Start of AVAILABLE DATA

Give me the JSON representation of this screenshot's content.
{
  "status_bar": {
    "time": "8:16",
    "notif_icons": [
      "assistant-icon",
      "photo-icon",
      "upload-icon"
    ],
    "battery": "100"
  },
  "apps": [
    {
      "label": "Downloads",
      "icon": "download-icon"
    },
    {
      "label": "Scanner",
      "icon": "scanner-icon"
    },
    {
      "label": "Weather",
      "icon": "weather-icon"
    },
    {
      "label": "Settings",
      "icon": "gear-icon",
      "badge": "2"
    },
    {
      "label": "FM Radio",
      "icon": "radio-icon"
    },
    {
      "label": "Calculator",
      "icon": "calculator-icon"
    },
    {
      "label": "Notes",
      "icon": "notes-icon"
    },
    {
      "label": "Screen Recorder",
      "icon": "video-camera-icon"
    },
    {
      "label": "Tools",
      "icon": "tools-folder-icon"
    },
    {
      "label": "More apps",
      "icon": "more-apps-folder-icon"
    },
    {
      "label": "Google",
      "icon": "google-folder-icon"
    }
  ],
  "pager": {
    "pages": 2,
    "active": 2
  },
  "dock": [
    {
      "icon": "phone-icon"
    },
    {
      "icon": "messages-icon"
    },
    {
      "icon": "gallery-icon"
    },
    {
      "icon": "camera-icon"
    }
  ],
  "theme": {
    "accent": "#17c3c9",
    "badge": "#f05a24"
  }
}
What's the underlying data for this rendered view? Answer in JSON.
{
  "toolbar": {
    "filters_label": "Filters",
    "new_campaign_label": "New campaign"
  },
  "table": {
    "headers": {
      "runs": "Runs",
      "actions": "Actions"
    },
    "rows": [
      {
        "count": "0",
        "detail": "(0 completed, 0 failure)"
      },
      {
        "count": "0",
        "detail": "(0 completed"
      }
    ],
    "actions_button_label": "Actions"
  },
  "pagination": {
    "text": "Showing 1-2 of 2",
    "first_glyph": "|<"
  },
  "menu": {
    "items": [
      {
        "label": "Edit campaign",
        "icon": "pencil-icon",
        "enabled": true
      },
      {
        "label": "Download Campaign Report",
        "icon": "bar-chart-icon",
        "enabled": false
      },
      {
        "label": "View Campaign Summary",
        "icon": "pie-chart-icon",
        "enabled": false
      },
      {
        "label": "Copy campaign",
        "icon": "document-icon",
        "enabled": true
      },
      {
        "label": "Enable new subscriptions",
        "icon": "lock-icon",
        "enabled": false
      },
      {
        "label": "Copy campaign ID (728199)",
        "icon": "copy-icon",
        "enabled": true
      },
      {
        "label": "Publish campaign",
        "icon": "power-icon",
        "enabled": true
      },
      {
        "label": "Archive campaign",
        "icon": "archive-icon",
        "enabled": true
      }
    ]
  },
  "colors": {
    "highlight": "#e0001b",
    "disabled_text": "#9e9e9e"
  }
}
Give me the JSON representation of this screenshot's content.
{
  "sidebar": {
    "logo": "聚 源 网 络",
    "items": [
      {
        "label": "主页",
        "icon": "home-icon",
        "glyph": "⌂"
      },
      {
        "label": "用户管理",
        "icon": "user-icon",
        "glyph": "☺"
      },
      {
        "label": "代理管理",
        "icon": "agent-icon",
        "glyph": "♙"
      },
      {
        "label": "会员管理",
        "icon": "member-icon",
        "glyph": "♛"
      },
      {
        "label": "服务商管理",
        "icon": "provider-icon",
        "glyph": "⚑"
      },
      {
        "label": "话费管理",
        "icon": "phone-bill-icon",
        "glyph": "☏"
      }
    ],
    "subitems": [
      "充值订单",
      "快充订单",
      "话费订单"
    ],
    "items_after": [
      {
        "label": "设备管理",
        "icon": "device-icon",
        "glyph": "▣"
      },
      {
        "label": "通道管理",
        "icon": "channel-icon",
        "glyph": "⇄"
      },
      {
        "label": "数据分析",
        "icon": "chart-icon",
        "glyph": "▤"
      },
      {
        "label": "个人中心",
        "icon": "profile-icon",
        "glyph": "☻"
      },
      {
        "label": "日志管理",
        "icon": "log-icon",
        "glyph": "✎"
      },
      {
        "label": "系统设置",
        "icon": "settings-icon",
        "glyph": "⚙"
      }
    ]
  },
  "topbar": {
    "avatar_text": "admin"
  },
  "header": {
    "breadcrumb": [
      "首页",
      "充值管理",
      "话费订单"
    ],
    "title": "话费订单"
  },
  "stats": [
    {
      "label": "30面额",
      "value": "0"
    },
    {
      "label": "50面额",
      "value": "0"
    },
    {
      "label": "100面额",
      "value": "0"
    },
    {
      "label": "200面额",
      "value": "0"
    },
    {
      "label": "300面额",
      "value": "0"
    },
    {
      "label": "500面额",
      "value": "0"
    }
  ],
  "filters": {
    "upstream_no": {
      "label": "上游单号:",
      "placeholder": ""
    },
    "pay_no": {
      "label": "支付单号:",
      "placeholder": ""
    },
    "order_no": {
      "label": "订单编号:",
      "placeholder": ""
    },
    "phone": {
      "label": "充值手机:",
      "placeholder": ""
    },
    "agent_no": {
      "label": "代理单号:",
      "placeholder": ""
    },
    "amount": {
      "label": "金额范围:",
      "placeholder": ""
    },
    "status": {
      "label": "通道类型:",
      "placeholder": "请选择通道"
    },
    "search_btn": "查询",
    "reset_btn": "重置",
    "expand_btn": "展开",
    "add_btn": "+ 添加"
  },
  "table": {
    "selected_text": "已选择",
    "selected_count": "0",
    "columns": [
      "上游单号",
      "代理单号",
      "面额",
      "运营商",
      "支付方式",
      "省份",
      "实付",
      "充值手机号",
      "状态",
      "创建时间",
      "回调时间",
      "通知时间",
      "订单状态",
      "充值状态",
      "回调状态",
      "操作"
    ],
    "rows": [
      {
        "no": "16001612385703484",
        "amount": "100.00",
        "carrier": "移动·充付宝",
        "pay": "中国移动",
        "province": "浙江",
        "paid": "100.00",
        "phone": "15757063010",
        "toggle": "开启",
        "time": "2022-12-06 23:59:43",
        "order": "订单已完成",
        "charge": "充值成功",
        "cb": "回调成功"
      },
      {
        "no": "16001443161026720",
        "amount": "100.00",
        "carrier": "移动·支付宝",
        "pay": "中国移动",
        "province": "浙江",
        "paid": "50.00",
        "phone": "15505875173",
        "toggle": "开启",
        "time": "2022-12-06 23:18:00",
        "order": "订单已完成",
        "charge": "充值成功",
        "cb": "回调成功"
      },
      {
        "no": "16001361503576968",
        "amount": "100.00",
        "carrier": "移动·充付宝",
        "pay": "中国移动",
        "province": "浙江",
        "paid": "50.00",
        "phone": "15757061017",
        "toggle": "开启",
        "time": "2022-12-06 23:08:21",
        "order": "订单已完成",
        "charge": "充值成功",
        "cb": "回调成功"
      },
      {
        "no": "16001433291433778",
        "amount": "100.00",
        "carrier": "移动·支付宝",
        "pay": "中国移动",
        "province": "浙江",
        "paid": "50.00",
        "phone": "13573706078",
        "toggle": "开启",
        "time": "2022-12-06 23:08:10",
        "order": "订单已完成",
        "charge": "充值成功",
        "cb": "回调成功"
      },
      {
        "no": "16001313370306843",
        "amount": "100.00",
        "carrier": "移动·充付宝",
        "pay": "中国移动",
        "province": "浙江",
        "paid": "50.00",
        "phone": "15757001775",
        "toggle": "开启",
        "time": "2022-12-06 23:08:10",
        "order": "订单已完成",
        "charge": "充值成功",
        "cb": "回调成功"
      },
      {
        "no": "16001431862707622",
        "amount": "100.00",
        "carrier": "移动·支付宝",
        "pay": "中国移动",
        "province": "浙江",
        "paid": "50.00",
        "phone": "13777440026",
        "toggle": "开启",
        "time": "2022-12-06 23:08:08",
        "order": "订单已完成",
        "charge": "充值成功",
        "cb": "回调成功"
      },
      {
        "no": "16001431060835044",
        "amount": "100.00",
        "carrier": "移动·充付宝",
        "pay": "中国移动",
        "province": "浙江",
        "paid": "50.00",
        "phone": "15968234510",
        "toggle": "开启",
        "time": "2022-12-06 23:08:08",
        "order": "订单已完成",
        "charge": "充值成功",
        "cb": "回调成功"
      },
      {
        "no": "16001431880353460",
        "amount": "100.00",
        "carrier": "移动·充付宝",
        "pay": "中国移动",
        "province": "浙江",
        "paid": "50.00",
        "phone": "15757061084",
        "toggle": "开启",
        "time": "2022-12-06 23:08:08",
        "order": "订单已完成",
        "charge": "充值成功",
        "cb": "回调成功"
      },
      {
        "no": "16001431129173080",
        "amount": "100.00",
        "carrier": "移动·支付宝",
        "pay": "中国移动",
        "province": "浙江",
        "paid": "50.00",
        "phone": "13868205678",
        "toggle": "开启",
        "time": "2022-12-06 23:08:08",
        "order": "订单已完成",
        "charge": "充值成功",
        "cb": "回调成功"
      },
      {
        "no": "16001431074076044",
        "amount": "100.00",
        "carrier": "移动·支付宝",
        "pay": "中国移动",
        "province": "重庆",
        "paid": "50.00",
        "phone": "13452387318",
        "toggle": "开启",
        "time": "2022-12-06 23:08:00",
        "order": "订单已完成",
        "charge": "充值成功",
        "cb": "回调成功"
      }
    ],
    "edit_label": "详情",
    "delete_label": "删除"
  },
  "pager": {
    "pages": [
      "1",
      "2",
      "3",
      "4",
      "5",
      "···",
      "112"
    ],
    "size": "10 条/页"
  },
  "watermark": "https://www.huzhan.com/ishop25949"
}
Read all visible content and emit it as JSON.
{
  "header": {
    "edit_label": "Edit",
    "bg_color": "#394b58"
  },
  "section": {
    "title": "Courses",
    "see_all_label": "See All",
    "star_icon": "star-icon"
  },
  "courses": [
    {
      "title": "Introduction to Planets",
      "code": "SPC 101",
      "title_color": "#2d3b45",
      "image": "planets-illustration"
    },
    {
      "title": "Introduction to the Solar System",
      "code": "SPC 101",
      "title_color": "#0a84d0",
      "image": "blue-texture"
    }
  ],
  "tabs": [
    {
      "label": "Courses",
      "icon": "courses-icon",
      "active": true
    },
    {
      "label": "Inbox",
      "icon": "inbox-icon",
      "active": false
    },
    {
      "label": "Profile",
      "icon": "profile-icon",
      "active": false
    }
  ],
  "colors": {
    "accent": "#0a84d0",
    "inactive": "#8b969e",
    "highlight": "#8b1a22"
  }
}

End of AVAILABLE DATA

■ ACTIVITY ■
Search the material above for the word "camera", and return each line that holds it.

■ YOUR SOLUTION ■
      "icon": "video-camera-icon"
      "icon": "camera-icon"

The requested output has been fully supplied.